For six years the club has been hurling ideas at the wall in the hope that something will somehow stick. It’s a policy that has failed, and it’s time that this was admitted by somebody within the club. Ripping it up and starting again is doable, but it requires a level of patience that modern football is ill-equipped to deal with. A new structure to identify the best players to operate within a system – yes, including reserves, youth team players, and the less glamourous positions on the pitch – with a coach dedicated to spending several seasons to fine-tuning it to work might just stand a chance of breaking the cycle of under-achievement that Manchester United have become in recent years. The smell of dry rot emanating from Old Trafford over the last few years has never been fully masked by the cloying scent of braggadocio, but a club with almost every advantage in an age during which money stratifies like never before should be able to complete the renovation it needs, providing the will is there to do so.

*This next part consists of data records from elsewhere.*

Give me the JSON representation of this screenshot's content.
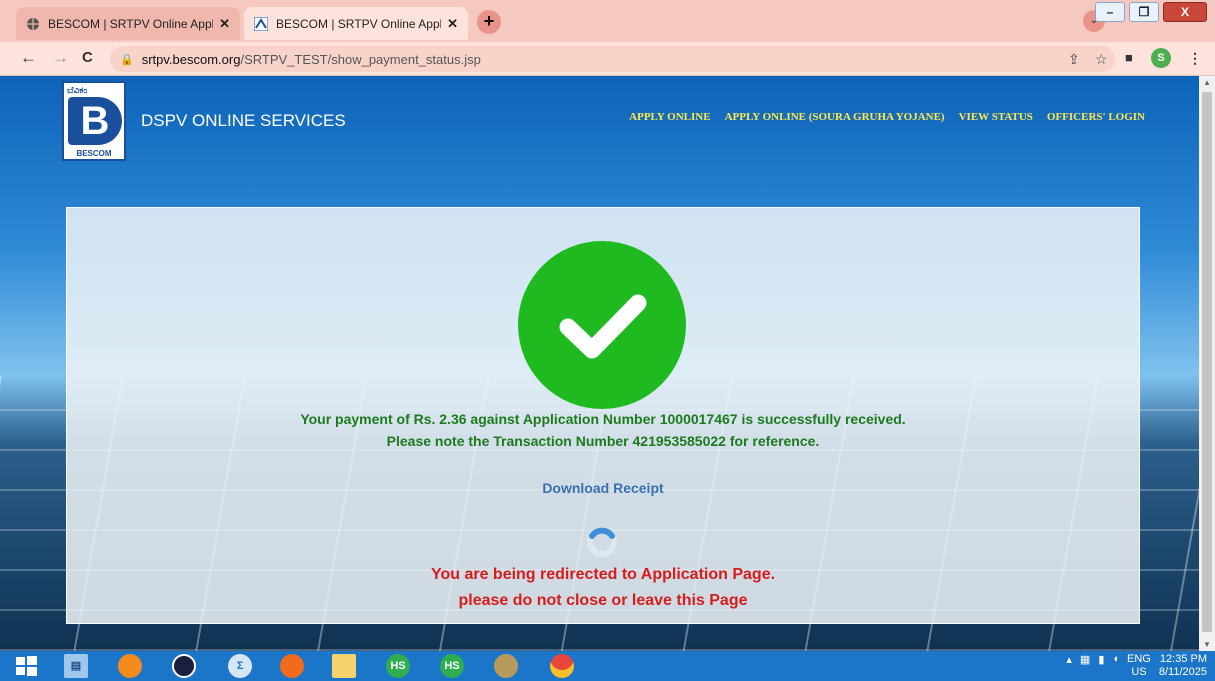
{
  "browser": {
    "tabs": [
      {
        "title": "BESCOM | SRTPV Online Applicat",
        "active": false
      },
      {
        "title": "BESCOM | SRTPV Online Applicat",
        "active": true
      }
    ],
    "new_tab_label": "+",
    "tab_close_label": "✕",
    "nav": {
      "back": "←",
      "forward": "→",
      "reload": "C"
    },
    "url": {
      "host": "srtpv.bescom.org",
      "path": "/SRTPV_TEST/show_payment_status.jsp"
    },
    "profile_initial": "S",
    "window": {
      "minimize": "–",
      "restore": "❐",
      "close": "X"
    }
  },
  "site": {
    "logo_kannada": "ಬೆವಿಕಂ",
    "logo_mark": "B",
    "logo_brand": "BESCOM",
    "title": "DSPV ONLINE SERVICES",
    "nav": [
      "APPLY ONLINE",
      "APPLY ONLINE (SOURA GRUHA YOJANE)",
      "VIEW STATUS",
      "OFFICERS' LOGIN"
    ]
  },
  "status": {
    "success_line1": "Your payment of Rs. 2.36 against Application Number 1000017467 is successfully received.",
    "success_line2": "Please note the Transaction Number 421953585022 for reference.",
    "download_label": "Download Receipt",
    "redirect_line1": "You are being redirected to Application Page.",
    "redirect_line2": "please do not close or leave this Page"
  },
  "taskbar": {
    "hs_label": "HS",
    "lang_top": "ENG",
    "lang_bottom": "US",
    "time": "12:35 PM",
    "date": "8/11/2025"
  },
  "colors": {
    "success_green": "#1fba1f",
    "message_green": "#1d7a1d",
    "redirect_red": "#d71c1c",
    "nav_yellow": "#ffe74a",
    "link_blue": "#3c6fb0"
  }
}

The vanity signings, however, have to stop, and the managerial merry-go-round has to slow. Something fundamental has to change. Because it increasingly feels as though elite level professional football has evolved more than many of us noticed over the last ten years, and that Manchester United have been left standing still, propped up in the Premier League by vast financial imbalance, but no closer to finding the right solution to be able to seriously challenge for the trophies that the club expects to challenge for than it was five years ago. Manchester City and Liverpool are disappearing over the horizon, and even Tottenham Hotspur have a three point advantage over them, despite having spent nothing on new players last summer or in January, the distraction caused by the protracted move into their new stadium, and injuries to critical players. Manchester United now appear to be trapped in a loop of perpetual transition, desperately searching for a quick fix to bring back the good old days, apparently without having realised that restoring the club to its lofty former perch is going to take a long time and may well be expensive and complex – a cycle of their own creation, which they seem unable to break in any meaningful sense.